Mark Roozen, M.Ed, CSCS,*D, NSCA-CPT, FNSCA, is a certified strength and conditioning specialist, a certified personal trainer, and a fellow of the National Strength and Conditioning Association (NSCA).

Wuebben and Roozen are co-founders of Live Pain Free — The Right Moves. They can be contacted at livepainfree4u@gmail.com.

 

3 Stretches All Sonographers Should Do

Have you ever thought about how you stand? Or how you hold a transducer? Or how you position yourself over your patient? Incorrect positioning in any form could increase your risk of pain and injury. Here are three easy exercises sonographers can do—even on the job—to reduce anterior pelvic tilt.

  1. 90/90 Hip Flexor Stretch
    On a mat, kneel down with the front leg up, with the knee at 90 degrees, the back leg is on the ground, but also bent at 90 degrees.  Make sure to tightening up the Hip flexorabdominal area. Then move your hips forward, maintaining shoulders back. You are looking for a stretch in front of the hip.You will feel the stretch in the front of your hip and the thigh. You are looking for a light stretch. You are not trying to rip the muscle apart. Hold that for about 20 to 30 seconds twice on each side, first the right leg, then the left. Alternate back and forth for the two sets.
  1. Side Lying Quad Stretch
    Lying on your side, reach back and grab the foot of the top leg with the same arm as the leg you are bending (i.e., right hand grabs right foot). As you grab the foot, bring the heel towards the butt. The key here is not to just pull the heel to the butt, but bring the thigh back a little bit in order to intensify the stretch in the front of the thigh and the front of the hip.stretch 2Think: Hold for 20 seconds as a light stretch and do it twice on each side alternating. Right leg first, then roll to the other side and do the left leg. Repeat.
  1. Deep Squat Stretch
    Stand up tall with a wider stance than shoulder width. From that position, squat down with hips below the knees. In the bottom position, place the elbows between the squatknees and then push the knees out with the elbows. You are looking for a stretch in the inner thigh and hips.This position and pressure will end up changing the position in the lower back and in the pelvis from an anterior tilt to a posterior tilt.  Doing just like the other stretches: 20- to 30-second hold, twice.

No matter what your occupation, a certain level of stretching and regular exercise will help reduce your risk of injury. This is especially true for sonographers. Please consult your physician (even if you are one) before beginning an exercise program.

What stretches do you do? How do you improve your posture? Comment below or let us know on Twitter: @AIUM_Ultrasound.

Doug Wuebben BA, AS, RDCS (Adult and Pediatric) is a registered echocardiographer and also a consultant, national presenter, and author of e-books in the areas of ergonomics, exercise and pain, and injury correction for sonographers.

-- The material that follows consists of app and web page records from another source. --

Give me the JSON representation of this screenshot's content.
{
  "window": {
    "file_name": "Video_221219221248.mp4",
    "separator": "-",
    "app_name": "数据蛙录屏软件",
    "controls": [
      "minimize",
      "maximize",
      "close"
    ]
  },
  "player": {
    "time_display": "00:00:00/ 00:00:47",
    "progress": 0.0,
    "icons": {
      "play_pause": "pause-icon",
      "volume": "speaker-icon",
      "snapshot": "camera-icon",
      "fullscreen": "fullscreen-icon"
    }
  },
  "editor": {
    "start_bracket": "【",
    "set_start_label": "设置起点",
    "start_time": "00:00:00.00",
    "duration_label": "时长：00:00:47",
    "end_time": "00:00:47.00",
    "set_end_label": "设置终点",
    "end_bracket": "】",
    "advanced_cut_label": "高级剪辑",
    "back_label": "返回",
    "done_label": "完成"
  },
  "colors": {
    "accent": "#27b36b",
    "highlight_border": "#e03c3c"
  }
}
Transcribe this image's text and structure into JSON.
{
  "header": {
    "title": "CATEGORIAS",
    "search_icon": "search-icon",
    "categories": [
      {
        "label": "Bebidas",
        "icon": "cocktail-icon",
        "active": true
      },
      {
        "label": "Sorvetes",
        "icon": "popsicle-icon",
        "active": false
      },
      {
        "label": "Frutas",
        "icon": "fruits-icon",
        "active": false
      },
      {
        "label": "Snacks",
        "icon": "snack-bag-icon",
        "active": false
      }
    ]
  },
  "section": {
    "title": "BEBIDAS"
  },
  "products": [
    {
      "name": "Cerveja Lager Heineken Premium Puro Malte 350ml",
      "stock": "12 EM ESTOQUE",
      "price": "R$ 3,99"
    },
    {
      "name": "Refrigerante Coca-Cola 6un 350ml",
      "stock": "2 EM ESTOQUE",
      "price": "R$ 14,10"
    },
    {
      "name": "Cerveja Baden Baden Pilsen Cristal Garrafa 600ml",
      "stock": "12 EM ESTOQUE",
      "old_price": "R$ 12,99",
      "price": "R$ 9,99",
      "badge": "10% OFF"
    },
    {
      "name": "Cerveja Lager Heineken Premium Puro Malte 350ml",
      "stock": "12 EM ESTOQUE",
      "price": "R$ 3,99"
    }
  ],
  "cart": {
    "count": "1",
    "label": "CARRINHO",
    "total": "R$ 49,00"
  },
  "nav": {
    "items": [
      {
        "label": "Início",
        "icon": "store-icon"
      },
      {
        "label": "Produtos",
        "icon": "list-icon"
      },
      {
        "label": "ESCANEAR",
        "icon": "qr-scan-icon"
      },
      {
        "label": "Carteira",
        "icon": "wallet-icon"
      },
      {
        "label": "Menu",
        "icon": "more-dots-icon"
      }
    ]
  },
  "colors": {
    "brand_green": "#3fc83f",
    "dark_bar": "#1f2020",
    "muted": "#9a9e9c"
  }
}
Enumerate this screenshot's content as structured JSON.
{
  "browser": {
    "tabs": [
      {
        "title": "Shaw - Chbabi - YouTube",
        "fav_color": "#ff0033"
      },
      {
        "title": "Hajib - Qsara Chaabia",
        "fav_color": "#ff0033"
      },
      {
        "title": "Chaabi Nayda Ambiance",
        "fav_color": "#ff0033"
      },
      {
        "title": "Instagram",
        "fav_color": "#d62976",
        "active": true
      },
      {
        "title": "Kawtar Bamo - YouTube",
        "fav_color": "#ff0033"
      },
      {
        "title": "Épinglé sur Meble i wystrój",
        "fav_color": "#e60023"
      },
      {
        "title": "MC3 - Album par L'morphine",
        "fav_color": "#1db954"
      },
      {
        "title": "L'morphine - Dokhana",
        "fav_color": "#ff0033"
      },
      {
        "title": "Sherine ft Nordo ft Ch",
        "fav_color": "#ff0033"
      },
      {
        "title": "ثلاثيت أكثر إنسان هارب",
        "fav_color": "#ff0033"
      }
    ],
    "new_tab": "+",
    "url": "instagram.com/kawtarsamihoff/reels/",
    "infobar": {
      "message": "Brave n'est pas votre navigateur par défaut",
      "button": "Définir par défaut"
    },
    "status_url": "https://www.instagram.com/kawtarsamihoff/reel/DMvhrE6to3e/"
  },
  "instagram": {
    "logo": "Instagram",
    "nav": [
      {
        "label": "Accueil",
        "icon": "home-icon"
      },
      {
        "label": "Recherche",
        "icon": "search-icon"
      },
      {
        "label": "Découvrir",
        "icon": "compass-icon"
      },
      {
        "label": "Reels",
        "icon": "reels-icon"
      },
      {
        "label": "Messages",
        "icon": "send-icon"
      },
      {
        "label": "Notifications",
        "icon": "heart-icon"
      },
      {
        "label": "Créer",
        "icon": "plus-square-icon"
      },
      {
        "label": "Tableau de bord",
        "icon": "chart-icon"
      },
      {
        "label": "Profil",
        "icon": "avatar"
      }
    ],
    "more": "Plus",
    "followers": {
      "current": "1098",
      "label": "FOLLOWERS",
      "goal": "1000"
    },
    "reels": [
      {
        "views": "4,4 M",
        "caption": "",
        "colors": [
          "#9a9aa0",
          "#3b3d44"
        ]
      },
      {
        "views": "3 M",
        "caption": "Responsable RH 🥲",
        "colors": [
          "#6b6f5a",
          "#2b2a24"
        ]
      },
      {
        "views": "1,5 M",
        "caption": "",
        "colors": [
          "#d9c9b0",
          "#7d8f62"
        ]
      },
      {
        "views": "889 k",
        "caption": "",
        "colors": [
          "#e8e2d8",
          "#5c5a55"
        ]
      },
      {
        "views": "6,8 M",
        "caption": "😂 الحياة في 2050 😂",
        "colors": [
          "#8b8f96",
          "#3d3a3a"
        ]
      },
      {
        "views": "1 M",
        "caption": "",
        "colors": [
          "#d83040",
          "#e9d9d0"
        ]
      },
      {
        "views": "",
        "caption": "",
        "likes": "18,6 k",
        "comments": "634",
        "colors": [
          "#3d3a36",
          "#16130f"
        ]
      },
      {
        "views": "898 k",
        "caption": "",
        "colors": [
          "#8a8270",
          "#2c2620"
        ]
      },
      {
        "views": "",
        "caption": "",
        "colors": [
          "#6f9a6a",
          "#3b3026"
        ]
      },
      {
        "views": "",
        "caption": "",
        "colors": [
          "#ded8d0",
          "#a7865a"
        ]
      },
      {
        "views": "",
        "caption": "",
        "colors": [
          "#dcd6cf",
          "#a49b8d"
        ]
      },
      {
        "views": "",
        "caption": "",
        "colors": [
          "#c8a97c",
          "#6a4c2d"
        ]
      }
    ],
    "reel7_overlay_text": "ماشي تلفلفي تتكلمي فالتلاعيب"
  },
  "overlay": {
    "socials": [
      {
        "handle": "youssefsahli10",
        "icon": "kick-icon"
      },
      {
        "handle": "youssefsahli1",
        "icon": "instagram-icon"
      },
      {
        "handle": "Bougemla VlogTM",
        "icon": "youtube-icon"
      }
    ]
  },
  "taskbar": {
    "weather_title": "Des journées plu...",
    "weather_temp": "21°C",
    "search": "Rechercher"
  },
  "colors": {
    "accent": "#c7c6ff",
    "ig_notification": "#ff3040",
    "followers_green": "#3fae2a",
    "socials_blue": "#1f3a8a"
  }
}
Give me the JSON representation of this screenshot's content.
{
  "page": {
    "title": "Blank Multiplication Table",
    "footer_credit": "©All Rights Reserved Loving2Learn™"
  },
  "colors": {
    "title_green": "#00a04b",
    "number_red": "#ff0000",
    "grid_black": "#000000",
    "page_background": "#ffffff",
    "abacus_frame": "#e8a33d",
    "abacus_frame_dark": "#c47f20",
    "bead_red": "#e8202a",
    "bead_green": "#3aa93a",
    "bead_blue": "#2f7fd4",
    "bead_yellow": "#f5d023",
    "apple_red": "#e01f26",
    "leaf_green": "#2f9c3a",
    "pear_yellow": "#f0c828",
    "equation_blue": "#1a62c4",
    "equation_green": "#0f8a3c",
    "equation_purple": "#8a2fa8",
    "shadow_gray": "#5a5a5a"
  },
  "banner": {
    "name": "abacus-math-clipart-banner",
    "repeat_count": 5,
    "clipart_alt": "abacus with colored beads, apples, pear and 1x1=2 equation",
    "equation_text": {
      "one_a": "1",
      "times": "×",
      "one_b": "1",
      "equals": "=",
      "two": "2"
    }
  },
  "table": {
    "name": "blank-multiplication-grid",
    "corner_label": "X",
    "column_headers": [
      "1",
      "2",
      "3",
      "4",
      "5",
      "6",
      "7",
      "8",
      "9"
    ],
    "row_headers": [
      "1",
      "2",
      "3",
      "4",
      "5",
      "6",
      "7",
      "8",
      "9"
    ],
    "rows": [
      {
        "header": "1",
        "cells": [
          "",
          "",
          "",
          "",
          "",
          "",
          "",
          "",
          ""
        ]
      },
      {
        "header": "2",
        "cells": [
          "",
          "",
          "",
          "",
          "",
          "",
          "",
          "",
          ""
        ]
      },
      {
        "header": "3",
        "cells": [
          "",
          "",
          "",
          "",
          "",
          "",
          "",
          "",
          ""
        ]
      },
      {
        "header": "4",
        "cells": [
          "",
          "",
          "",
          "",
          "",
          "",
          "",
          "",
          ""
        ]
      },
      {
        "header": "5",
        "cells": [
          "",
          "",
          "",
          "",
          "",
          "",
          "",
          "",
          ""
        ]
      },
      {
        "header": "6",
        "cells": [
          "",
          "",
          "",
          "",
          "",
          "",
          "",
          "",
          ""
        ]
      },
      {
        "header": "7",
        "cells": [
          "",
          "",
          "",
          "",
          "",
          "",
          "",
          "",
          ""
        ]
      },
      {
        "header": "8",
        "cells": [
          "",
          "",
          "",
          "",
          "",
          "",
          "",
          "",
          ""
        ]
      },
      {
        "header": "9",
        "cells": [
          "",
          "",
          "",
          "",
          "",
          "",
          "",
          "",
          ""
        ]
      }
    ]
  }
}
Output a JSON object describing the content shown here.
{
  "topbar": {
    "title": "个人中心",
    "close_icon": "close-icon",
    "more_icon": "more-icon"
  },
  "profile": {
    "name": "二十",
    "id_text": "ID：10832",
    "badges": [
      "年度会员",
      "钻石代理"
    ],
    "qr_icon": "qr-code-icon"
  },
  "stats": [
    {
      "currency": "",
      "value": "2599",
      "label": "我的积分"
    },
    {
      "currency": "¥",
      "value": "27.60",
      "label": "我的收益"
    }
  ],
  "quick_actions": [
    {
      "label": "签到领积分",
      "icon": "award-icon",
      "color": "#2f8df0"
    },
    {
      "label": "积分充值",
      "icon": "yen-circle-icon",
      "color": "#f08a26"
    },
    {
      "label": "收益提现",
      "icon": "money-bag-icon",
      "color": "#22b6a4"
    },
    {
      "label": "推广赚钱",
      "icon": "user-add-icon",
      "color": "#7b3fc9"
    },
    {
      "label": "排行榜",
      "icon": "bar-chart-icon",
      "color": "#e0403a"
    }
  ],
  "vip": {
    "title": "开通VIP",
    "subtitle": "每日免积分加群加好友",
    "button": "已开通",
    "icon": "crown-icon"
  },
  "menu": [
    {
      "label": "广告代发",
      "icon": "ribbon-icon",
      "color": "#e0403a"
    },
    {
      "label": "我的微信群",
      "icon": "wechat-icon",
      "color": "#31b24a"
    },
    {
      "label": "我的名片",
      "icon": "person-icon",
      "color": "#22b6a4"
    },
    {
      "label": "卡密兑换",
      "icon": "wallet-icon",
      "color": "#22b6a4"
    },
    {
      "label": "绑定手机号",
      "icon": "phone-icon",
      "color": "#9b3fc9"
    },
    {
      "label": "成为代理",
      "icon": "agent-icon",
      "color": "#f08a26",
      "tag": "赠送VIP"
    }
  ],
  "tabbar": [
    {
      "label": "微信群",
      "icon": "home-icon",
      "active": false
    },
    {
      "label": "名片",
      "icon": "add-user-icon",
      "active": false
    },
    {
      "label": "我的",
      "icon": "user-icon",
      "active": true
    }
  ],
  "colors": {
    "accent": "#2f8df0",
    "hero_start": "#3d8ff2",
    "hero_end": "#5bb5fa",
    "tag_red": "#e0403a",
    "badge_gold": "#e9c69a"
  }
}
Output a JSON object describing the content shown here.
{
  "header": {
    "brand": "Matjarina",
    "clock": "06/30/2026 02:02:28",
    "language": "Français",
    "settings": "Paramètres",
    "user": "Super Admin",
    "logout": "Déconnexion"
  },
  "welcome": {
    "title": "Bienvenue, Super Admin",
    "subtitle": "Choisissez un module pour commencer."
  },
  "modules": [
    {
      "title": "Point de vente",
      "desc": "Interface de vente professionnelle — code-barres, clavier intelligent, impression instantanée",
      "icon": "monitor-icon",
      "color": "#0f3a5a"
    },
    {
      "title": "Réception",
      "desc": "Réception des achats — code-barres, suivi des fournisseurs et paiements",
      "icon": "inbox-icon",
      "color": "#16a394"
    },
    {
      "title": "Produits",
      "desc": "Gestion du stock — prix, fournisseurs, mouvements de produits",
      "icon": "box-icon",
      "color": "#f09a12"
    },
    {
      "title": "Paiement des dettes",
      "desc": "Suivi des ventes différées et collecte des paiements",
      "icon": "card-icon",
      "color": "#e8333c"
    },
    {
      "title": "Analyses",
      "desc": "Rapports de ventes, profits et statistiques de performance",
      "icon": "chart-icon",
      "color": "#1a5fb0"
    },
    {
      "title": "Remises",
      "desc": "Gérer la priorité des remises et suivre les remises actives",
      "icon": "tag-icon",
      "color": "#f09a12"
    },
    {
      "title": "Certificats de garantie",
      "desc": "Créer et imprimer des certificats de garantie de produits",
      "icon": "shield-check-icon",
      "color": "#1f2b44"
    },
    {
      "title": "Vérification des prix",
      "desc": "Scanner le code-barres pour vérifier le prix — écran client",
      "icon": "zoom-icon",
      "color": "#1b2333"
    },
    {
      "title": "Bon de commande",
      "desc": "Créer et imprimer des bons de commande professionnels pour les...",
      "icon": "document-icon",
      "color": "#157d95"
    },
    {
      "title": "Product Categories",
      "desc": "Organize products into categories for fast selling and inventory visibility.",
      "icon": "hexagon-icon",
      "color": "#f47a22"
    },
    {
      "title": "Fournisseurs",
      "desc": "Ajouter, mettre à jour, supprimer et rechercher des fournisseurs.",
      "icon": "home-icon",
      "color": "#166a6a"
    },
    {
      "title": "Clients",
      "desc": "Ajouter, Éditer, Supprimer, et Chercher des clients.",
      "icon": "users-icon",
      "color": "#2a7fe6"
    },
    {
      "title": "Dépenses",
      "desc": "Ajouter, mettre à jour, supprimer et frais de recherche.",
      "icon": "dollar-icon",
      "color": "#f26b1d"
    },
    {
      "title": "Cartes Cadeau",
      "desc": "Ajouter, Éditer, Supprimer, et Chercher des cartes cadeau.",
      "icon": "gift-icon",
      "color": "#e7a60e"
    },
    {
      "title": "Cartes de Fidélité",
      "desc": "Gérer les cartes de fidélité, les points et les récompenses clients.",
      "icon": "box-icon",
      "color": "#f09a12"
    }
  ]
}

Mark Roozen M.ed, CSCS*D, NSCA-CPT, FNSCA, is a strength and performance coach and also the owner and president of Performance Edge Training Systems (PETS).